Riding rap’s high horse

Sage Francis is trying to say something meaningful, but his message gets lost in the shuffle

Tom Horgen

There’s room for everybody in hip-hop these days: men, women, blacks, whites, gangstas, revolutionaries and nerds.

Sage Francis often gets lumped in with the last category: the nerds.

Nerd rap is political, articulate, white and always self-conscious to the point of self-deprecation.

Of course, Sage isn’t really a nerd. That’s unfair. He was raised on Run-DMC and Public Enemy just like everyone else.

But Sage is definitely different. His music is introspective, but beyond even what that word can describe. Eminem once said, “I’m what would happen if Bush rapped.” Meaning, he’s war on the mic.

Well, Sage is what would happen if Freud rapped.

Sage plugs us into his roving mind once again with “A Healthy Distrust,” his major-label debut on Epitaph Records (which also released Atmosphere’s latest album).

While sonically exciting – the beats are constantly morphing, often within the same song – his lyrics have become too complex. Many of these tracks seem more like a bunch of interesting thoughts strung together than actual songs.

Even his new protest anthem, “Slow Down Gandhi,” seems muddled. He’s speaking with such heavy-handed metaphors that the only people willing to spend the time needed to unravel his message are his core backpacker fans and the scribe himself.

One thing is clear about Sage, though. Ever since 2003’s “Hope,” the album he made with producer Joe Beats, the MC has taken a vested interest in critiquing something other than himself and the Bush administration.

Namely, hip-hop.

On “Hope,” Sage attacked hip-hop’s obvious flaws – materialism, homophobia and misogyny. He continues on “A Healthy Distrust” with the songs “Gunz Yo” and “Dance Monkey.”

And here’s the problem. While his criticisms are warranted, he encrypts them in such elaborate metaphors that they only prove confusing and a bit self-righteous.

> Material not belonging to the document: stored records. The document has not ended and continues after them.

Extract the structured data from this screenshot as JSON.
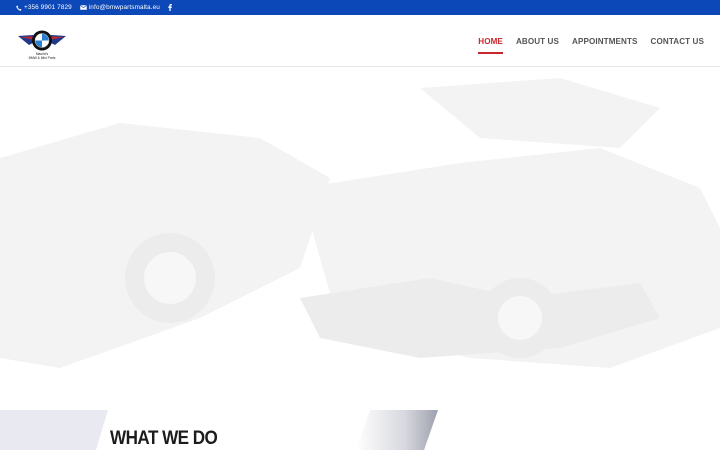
{
  "topbar": {
    "phone": "+356 9901 7829",
    "email": "info@bmwpartsmalta.eu",
    "icons": [
      "phone-icon",
      "envelope-icon",
      "facebook-icon"
    ],
    "background": "#0d48b8"
  },
  "logo": {
    "line1": "Maurid's",
    "line2": "BMW & Mini Parts"
  },
  "nav": {
    "items": [
      {
        "label": "HOME",
        "active": true
      },
      {
        "label": "ABOUT US",
        "active": false
      },
      {
        "label": "APPOINTMENTS",
        "active": false
      },
      {
        "label": "CONTACT US",
        "active": false
      }
    ],
    "accent_color": "#c8262b"
  },
  "section": {
    "title": "WHAT WE DO"
  }
}
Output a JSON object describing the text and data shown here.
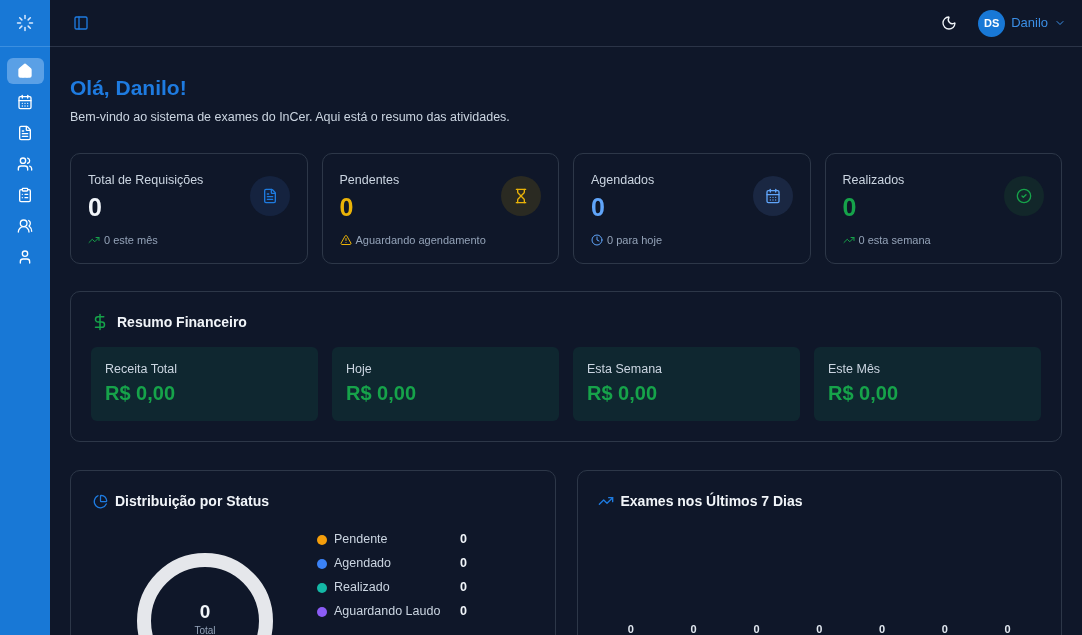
{
  "sidebar": {
    "items": [
      {
        "selected": true
      },
      {
        "selected": false
      },
      {
        "selected": false
      },
      {
        "selected": false
      },
      {
        "selected": false
      },
      {
        "selected": false
      },
      {
        "selected": false
      }
    ]
  },
  "header": {
    "avatar_initials": "DS",
    "user_name": "Danilo"
  },
  "greeting": {
    "title": "Olá, Danilo!",
    "subtitle": "Bem-vindo ao sistema de exames do InCer. Aqui está o resumo das atividades."
  },
  "stat_cards": [
    {
      "label": "Total de Requisições",
      "value": "0",
      "note": "0 este mês",
      "color": "#f1f5f9"
    },
    {
      "label": "Pendentes",
      "value": "0",
      "note": "Aguardando agendamento",
      "color": "#eab308"
    },
    {
      "label": "Agendados",
      "value": "0",
      "note": "0 para hoje",
      "color": "#60a5fa"
    },
    {
      "label": "Realizados",
      "value": "0",
      "note": "0 esta semana",
      "color": "#16a34a"
    }
  ],
  "financial": {
    "title": "Resumo Financeiro",
    "items": [
      {
        "label": "Receita Total",
        "value": "R$ 0,00"
      },
      {
        "label": "Hoje",
        "value": "R$ 0,00"
      },
      {
        "label": "Esta Semana",
        "value": "R$ 0,00"
      },
      {
        "label": "Este Mês",
        "value": "R$ 0,00"
      }
    ]
  },
  "status_distribution": {
    "title": "Distribuição por Status",
    "total": "0",
    "total_label": "Total",
    "legend": [
      {
        "label": "Pendente",
        "value": "0",
        "color": "#f59e0b"
      },
      {
        "label": "Agendado",
        "value": "0",
        "color": "#3b82f6"
      },
      {
        "label": "Realizado",
        "value": "0",
        "color": "#14b8a6"
      },
      {
        "label": "Aguardando Laudo",
        "value": "0",
        "color": "#8b5cf6"
      }
    ]
  },
  "exams_chart": {
    "title": "Exames nos Últimos 7 Dias",
    "value_labels": [
      "0",
      "0",
      "0",
      "0",
      "0",
      "0",
      "0"
    ]
  }
}
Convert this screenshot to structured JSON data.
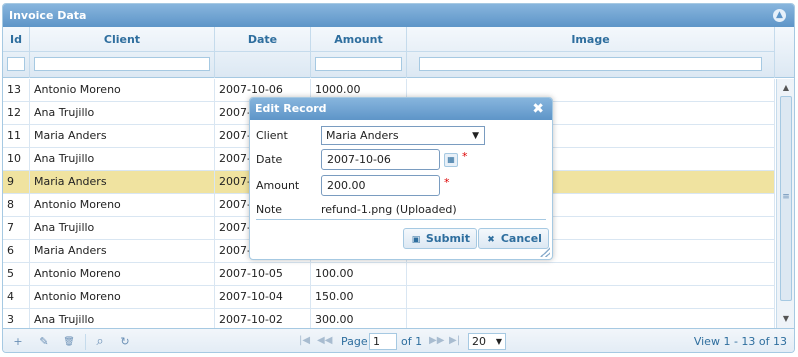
{
  "grid": {
    "caption": "Invoice Data",
    "collapse_glyph": "▲",
    "columns": [
      "Id",
      "Client",
      "Date",
      "Amount",
      "Image"
    ],
    "rows": [
      {
        "id": "13",
        "client": "Antonio Moreno",
        "date": "2007-10-06",
        "amount": "1000.00"
      },
      {
        "id": "12",
        "client": "Ana Trujillo",
        "date": "2007-10-06",
        "amount": ""
      },
      {
        "id": "11",
        "client": "Maria Anders",
        "date": "2007-10-06",
        "amount": ""
      },
      {
        "id": "10",
        "client": "Ana Trujillo",
        "date": "2007-10-06",
        "amount": ""
      },
      {
        "id": "9",
        "client": "Maria Anders",
        "date": "2007-10-06",
        "amount": ""
      },
      {
        "id": "8",
        "client": "Antonio Moreno",
        "date": "2007-10-06",
        "amount": ""
      },
      {
        "id": "7",
        "client": "Ana Trujillo",
        "date": "2007-10-06",
        "amount": ""
      },
      {
        "id": "6",
        "client": "Maria Anders",
        "date": "2007-10-06",
        "amount": ""
      },
      {
        "id": "5",
        "client": "Antonio Moreno",
        "date": "2007-10-05",
        "amount": "100.00"
      },
      {
        "id": "4",
        "client": "Antonio Moreno",
        "date": "2007-10-04",
        "amount": "150.00"
      },
      {
        "id": "3",
        "client": "Ana Trujillo",
        "date": "2007-10-02",
        "amount": "300.00"
      }
    ],
    "selected_row_id": "9"
  },
  "pager": {
    "icons": {
      "add": "+",
      "edit": "✎",
      "delete": "🗑",
      "search": "⌕",
      "refresh": "↻"
    },
    "nav": {
      "first": "|◀",
      "prev": "◀◀",
      "next": "▶▶",
      "last": "▶|"
    },
    "page_label": "Page",
    "page_value": "1",
    "of_label": "of 1",
    "page_size": "20",
    "view_text": "View 1 - 13 of 13"
  },
  "dialog": {
    "title": "Edit Record",
    "close_glyph": "✖",
    "fields": {
      "client_label": "Client",
      "client_value": "Maria Anders",
      "date_label": "Date",
      "date_value": "2007-10-06",
      "amount_label": "Amount",
      "amount_value": "200.00",
      "note_label": "Note",
      "note_value": "refund-1.png (Uploaded)"
    },
    "required_mark": "*",
    "submit_label": "Submit",
    "cancel_label": "Cancel"
  },
  "colors": {
    "accent": "#5e95c8",
    "selected_row": "#f0e3a0",
    "header_text": "#2e6e9e"
  }
}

“Gunz Yo” could be Sage’s attempt at mocking white MCs who rap about busting caps (such as Vinnie Paz from Jedi Mind Tricks). But at the same time, the song could also be aimed at the gun talk coming out of 50 Cent and Jay-Z’s mouths. It seems suspect that a rapper who grew up middle-class should have anything to say about MCs who have taken bullets because they were born in U.S. ghettos.

Even worse, “Dance Monkey” appears to be a sideways diatribe about commercial radio and the people who listen to it, which is fine. But when the chorus screams, “Dance monkey, dance you god damn monkey,” it’s not clear if Sage is being subversive – and saying that Clear Channel thinks we’re all monkeys – or saying something much more offensive (“monkey” in thesense of a derogatory epithet used by white supremacists).

While some of Sage’s targets seem worthy of his disdain, it’s odd someone who had to fight his way into hip-hop would be so upfront about throwing others out.